But Sancho's first-half own goal set the South American team on the way for a 2-0 triumph, while a late cameo from veteran Russell Latapy provided the only spark for the eliminated Caribbean team.

Sancho, who was 29 at the time, performed creditably in Germany-not least in their opening draw against Sweden when he snuffed out the considerable threat of superstar striker Zlatan Ibramovic.

Just approaching his prime as a player, the future looked exciting and full of possibilities. Two years later, he must sometimes feel trapped in a bad dream.

Barring the injury-prone goalkeeper Kelvin Jack and retired custodian Shaka Hislop, Sancho is the only player used in Germany who has not represented his country since.

Professionally, he endured a long period outside the game too as he failed to find steady employment in Europe and eventually switched to the United States A' League earlier this year.
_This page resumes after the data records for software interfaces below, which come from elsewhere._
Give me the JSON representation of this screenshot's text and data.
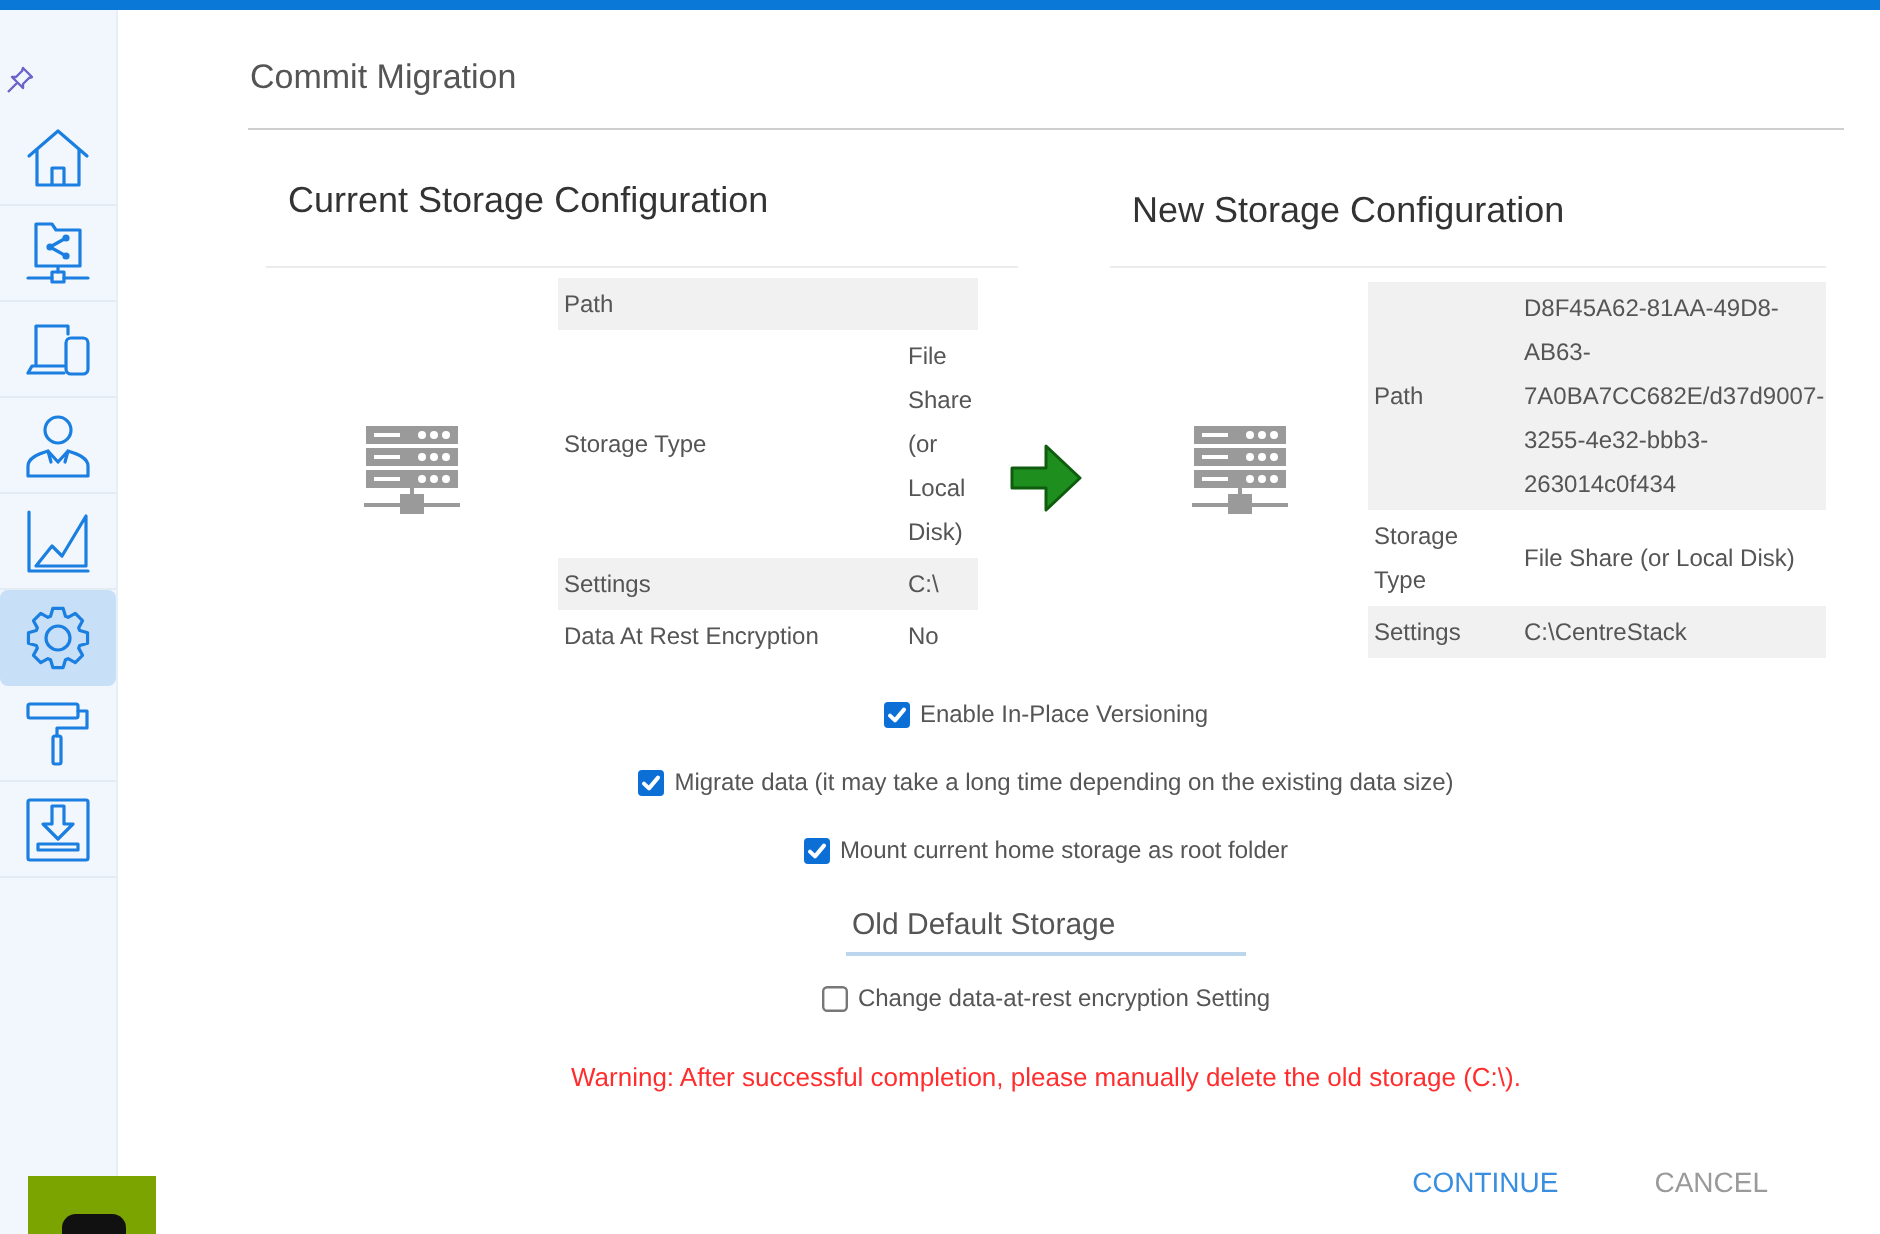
{
  "sidebar": {
    "items": [
      {
        "selected": false
      },
      {
        "selected": false
      },
      {
        "selected": false
      },
      {
        "selected": false
      },
      {
        "selected": false
      },
      {
        "selected": true
      },
      {
        "selected": false
      },
      {
        "selected": false
      }
    ]
  },
  "page": {
    "title": "Commit Migration"
  },
  "current_storage": {
    "heading": "Current Storage Configuration",
    "rows": [
      {
        "label": "Path"
      },
      {
        "label": "Storage Type",
        "value": "File Share (or Local Disk)"
      },
      {
        "label": "Settings",
        "value": "C:\\"
      },
      {
        "label": "Data At Rest Encryption",
        "value": "No"
      }
    ]
  },
  "new_storage": {
    "heading": "New Storage Configuration",
    "rows": [
      {
        "label": "Path",
        "value": "D8F45A62-81AA-49D8-AB63-7A0BA7CC682E/d37d9007-3255-4e32-bbb3-263014c0f434"
      },
      {
        "label": "Storage Type",
        "value": "File Share (or Local Disk)"
      },
      {
        "label": "Settings",
        "value": "C:\\CentreStack"
      }
    ]
  },
  "options": [
    {
      "label": "Enable In-Place Versioning",
      "checked": true
    },
    {
      "label": "Migrate data (it may take a long time depending on the existing data size)",
      "checked": true
    },
    {
      "label": "Mount current home storage as root folder",
      "checked": true
    }
  ],
  "storage_name_field": {
    "value": "Old Default Storage"
  },
  "encryption_option": {
    "label": "Change data-at-rest encryption Setting",
    "checked": false
  },
  "warning": "Warning: After successful completion, please manually delete the old storage (C:\\).",
  "buttons": [
    {
      "label": "CONTINUE",
      "kind": "primary"
    },
    {
      "label": "CANCEL",
      "kind": "secondary"
    }
  ]
}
So, is Sancho a good player suffering a rough patch or an ordinary defender who eventually failed to deliver on his own hype?

The strapping dreadlocked defender is now on the books of Sangre Grande-based T&T Pro League team, North East Stars, but no one from the national coaching set-up turned up to see him play Neal & Massy Caledonia AIA on Thursday and it seems that his debut against St Ann's Rangers was also ignored.
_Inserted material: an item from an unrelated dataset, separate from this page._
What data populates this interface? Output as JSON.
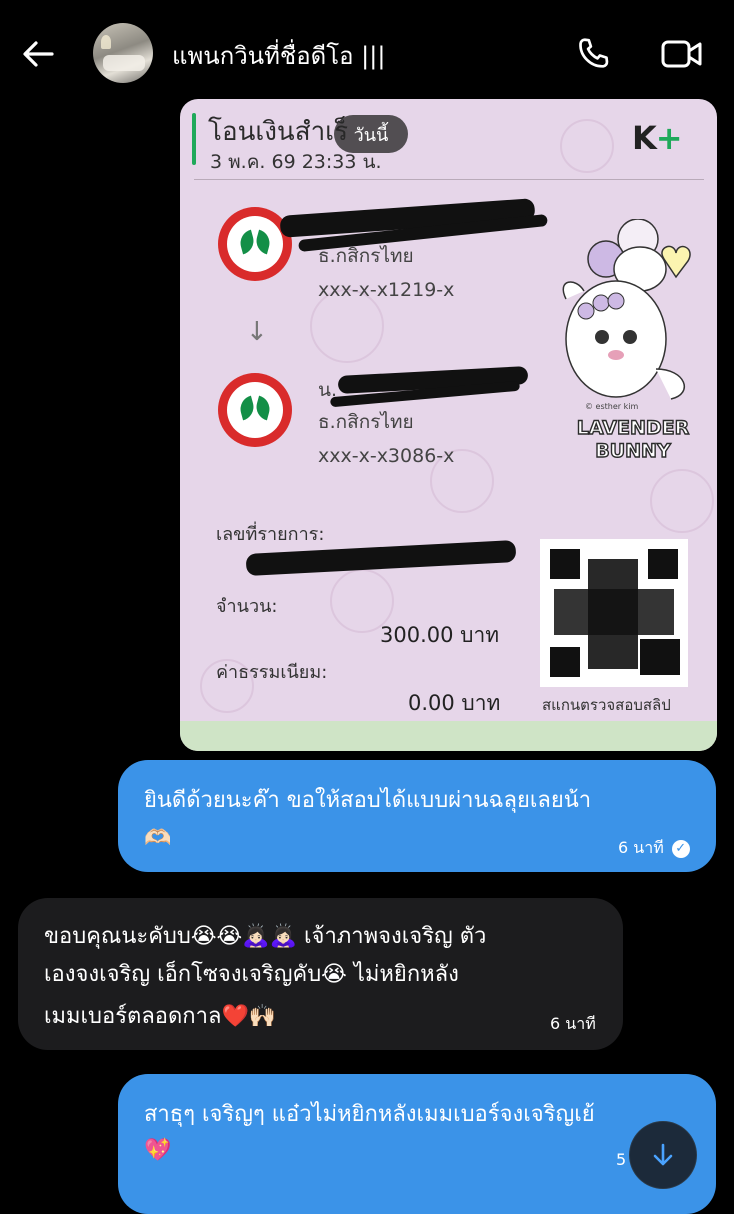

His critics might argue that Sancho is no longer the player he was in Germany.

Yet, it still seems a surprising oversight on the part of head coach Francisco Maturana as the Warriors have managed just two clean sheets in seven 2010 World Cup qualifiers thus far.

Maturana is temporarily without injured central defender Keyeno Thomas while he could not have seen much of either Toronto's Julius James or Public's Seon Power-the latter has just returned from a broken leg.

In short, the national team does not seem to be in the position to snub defenders at the moment. The Sunday Express did attend Sancho's second outing against Caledonia, though. And it was not an unmitigated success for the former Trinity College and Malick schoolboy.

Four minutes from the end, the giant defender was played into trouble by the Stars goalkeeper on top his own penalty area.

Sancho's failure to immediately lump the ball out for a throw cost Stars dearly as the diminutive pair of Kendall Velox and Hayden Tinto quickly stripped him of possession and Tinto stroked home the game's only goal.

But the headline did not fairly encapsulate Sancho's output. Employed as a sweeper in a back three, Sancho directed his team's defensive line with authority and was in the right areas to challenge the ball when Caledonia attacked although there were no memorable tackles.

In attack, Sancho showed for the ball continually and helped Stars' five-man midfield to keep possession.

His passing was sure-a notable weakness in the present national defence apart from his World Cup partner, Dennis Lawrence-and he displayed nimble footwork when pressured.

The contest lacked meaningful thrust from either team and was a poor test of an international player.

Hopefully, there will be more answers when Stars meet the likes of CLICO San Juan Jabloteh and W. Connection. But, despite his role in Caledonia's winner, Sancho looked an influential figure for mostly the right reasons.

On the evidence of international recalls for the likes of Latapy and Arnold Dwarika, age is no longer a determining factor in team selection.

Sancho's own claims should be strengthened by December when he would be near to full fitness. A belated return from exile for Sancho might still be some distance away. But it looks less of a gamble these days.